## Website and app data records
■ ■ ■ ■ ■

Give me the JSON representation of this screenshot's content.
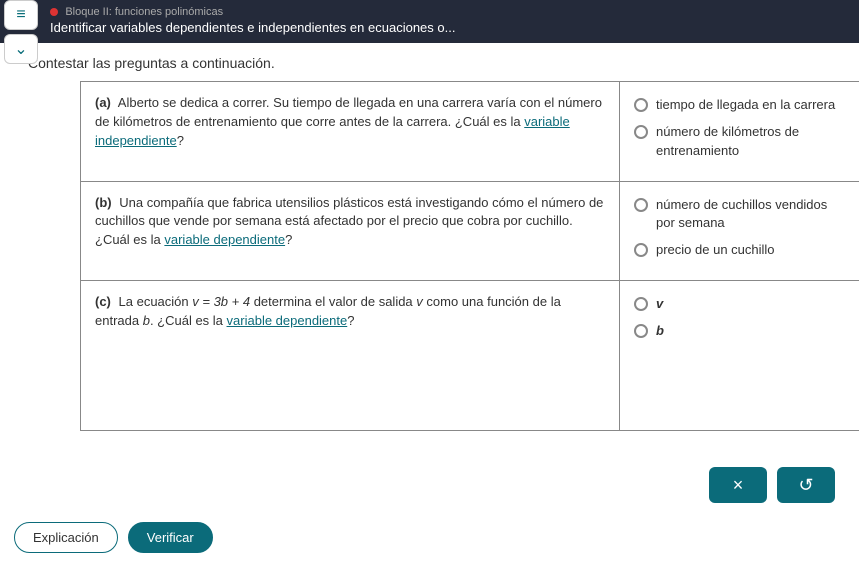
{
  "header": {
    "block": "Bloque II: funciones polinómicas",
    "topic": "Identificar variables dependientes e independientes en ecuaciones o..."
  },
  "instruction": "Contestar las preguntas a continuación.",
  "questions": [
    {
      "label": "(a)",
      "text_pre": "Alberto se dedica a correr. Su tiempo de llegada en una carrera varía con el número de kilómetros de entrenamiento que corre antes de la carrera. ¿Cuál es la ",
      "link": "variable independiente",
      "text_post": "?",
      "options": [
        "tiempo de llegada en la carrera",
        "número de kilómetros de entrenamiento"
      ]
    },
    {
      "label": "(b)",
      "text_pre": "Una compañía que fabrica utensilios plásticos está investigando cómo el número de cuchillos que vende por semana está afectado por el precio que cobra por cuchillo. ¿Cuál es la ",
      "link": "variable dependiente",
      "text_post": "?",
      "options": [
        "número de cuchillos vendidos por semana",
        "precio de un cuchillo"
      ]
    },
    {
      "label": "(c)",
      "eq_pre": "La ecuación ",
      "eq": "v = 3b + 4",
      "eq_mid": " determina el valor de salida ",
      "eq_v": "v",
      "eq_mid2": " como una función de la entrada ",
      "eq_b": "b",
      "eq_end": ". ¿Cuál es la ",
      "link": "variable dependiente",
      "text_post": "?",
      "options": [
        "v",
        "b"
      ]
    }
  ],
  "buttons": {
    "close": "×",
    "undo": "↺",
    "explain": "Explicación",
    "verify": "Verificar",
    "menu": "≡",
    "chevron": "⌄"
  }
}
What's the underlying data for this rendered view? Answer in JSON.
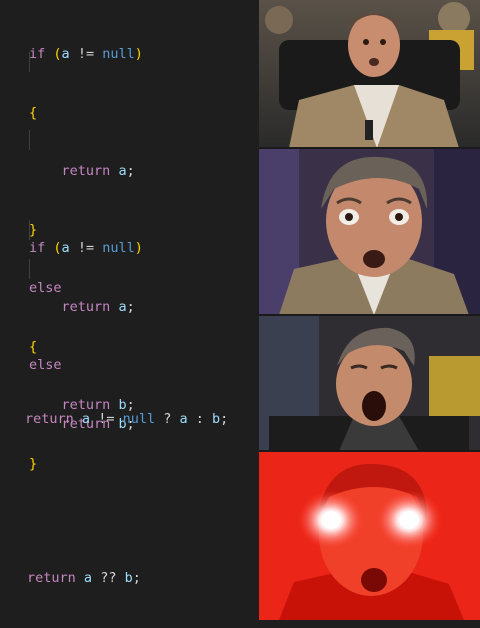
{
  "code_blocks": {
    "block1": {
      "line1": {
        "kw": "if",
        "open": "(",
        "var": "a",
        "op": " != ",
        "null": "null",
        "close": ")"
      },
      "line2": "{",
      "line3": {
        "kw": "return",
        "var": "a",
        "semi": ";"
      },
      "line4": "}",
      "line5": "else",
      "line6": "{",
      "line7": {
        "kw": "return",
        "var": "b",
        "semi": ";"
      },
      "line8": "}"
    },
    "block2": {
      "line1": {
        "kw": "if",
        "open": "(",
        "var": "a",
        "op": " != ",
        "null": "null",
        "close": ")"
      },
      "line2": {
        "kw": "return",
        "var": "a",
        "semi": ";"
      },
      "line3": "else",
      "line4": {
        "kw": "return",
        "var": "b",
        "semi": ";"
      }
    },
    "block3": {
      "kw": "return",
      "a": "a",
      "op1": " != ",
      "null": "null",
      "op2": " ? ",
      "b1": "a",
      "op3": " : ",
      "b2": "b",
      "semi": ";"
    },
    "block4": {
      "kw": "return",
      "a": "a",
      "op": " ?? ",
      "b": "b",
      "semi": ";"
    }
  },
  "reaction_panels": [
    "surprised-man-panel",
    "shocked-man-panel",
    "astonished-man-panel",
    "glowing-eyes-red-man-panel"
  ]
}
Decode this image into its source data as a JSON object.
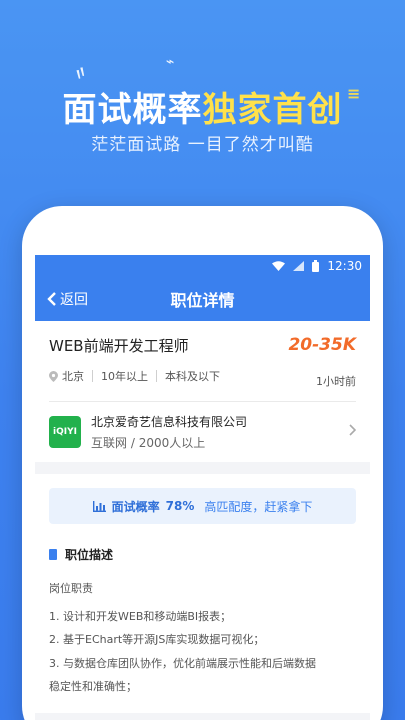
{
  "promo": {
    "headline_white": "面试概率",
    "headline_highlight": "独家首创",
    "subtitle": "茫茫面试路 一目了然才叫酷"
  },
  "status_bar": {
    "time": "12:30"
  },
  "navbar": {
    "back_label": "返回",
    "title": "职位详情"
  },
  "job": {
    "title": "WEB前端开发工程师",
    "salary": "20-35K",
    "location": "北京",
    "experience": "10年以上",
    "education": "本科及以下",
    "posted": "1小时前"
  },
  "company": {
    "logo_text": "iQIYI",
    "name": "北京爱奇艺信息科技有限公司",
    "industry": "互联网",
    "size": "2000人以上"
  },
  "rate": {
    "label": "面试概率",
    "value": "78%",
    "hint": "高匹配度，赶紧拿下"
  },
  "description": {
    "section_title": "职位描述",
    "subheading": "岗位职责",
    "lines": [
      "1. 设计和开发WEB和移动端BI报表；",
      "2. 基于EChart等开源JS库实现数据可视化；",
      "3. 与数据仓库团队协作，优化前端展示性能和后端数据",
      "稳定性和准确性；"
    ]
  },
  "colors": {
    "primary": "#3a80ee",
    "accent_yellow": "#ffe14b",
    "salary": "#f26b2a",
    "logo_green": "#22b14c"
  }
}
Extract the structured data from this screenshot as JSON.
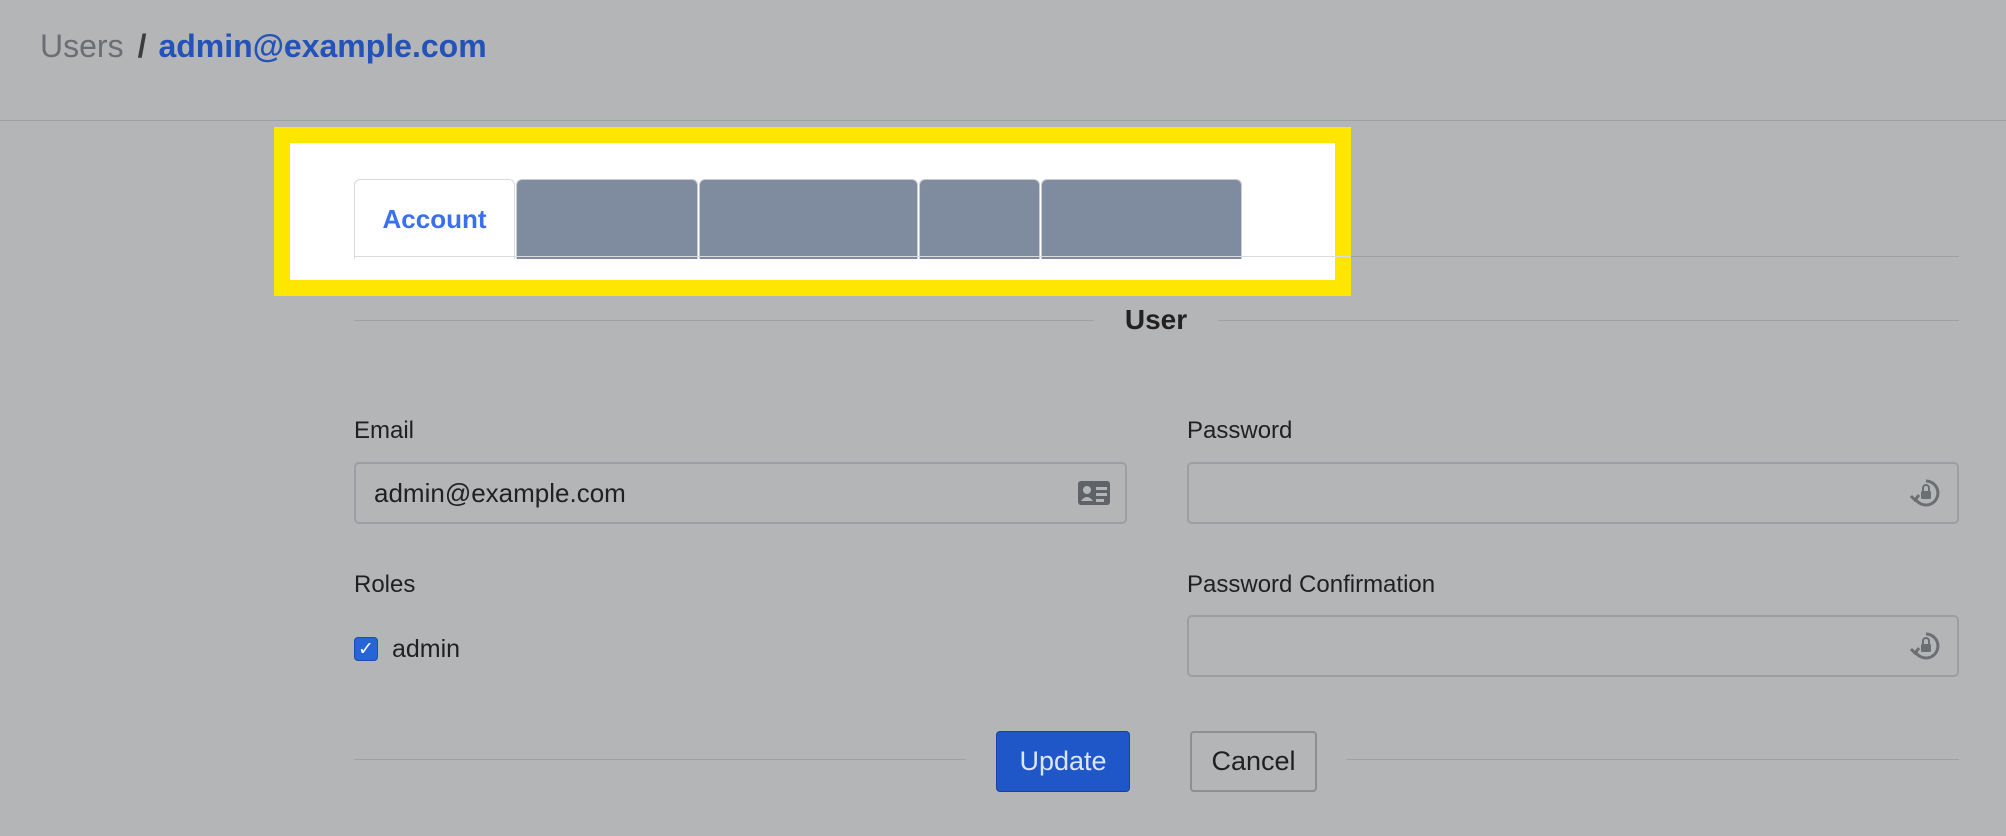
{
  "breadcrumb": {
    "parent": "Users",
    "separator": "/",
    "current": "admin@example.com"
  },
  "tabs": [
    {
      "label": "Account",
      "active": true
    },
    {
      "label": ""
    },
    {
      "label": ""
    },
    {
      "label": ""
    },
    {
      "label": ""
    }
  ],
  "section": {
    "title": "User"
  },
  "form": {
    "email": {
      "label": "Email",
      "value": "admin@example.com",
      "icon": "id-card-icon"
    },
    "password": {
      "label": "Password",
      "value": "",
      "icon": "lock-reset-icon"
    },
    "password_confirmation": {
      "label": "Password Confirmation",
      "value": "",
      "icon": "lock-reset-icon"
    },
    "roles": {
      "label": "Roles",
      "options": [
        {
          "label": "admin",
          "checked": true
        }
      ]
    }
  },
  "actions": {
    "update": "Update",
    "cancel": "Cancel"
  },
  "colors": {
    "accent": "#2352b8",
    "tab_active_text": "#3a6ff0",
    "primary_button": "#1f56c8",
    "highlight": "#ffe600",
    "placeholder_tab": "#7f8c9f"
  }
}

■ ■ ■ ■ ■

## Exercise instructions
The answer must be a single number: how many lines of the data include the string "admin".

## Your response
3